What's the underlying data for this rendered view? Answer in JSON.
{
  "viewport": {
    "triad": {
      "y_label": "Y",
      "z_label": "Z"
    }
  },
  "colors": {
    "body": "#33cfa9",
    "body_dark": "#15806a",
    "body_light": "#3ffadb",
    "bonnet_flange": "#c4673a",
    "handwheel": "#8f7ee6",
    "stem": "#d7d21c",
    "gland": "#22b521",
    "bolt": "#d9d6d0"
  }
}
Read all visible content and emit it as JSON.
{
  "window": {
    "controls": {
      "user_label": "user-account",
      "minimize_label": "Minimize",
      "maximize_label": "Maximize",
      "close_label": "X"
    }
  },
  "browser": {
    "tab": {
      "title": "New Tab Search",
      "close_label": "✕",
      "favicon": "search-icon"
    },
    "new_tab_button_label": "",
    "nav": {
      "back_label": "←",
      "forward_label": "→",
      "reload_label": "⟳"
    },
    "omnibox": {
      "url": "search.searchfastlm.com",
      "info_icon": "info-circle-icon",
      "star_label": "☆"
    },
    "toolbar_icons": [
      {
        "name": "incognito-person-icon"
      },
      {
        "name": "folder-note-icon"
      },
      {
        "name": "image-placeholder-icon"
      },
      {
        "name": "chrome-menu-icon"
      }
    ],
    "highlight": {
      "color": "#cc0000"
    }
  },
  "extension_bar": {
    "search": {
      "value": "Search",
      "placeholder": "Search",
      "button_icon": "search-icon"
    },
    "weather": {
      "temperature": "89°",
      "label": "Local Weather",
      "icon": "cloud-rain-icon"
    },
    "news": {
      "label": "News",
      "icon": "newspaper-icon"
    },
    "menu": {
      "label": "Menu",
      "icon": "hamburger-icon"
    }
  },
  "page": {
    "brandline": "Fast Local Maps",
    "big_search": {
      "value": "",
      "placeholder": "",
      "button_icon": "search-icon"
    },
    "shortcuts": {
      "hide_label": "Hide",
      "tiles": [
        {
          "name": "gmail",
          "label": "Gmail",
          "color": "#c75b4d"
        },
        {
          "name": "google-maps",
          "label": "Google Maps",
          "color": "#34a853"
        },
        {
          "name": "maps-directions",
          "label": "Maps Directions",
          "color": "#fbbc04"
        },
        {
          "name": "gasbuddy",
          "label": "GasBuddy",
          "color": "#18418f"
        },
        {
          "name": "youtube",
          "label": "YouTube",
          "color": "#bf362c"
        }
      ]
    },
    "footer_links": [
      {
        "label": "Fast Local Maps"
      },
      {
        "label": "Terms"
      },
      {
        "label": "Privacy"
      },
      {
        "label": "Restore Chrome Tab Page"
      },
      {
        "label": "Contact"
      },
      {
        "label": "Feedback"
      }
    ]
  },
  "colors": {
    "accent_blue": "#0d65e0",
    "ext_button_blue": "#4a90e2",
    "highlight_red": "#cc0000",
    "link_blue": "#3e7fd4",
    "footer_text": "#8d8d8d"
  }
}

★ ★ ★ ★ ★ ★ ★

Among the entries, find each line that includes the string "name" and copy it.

*Output*.
        "name": "incognito-person-icon"
        "name": "folder-note-icon"
        "name": "image-placeholder-icon"
        "name": "chrome-menu-icon"
          "name": "gmail",
          "name": "google-maps",
          "name": "maps-directions",
          "name": "gasbuddy",
          "name": "youtube",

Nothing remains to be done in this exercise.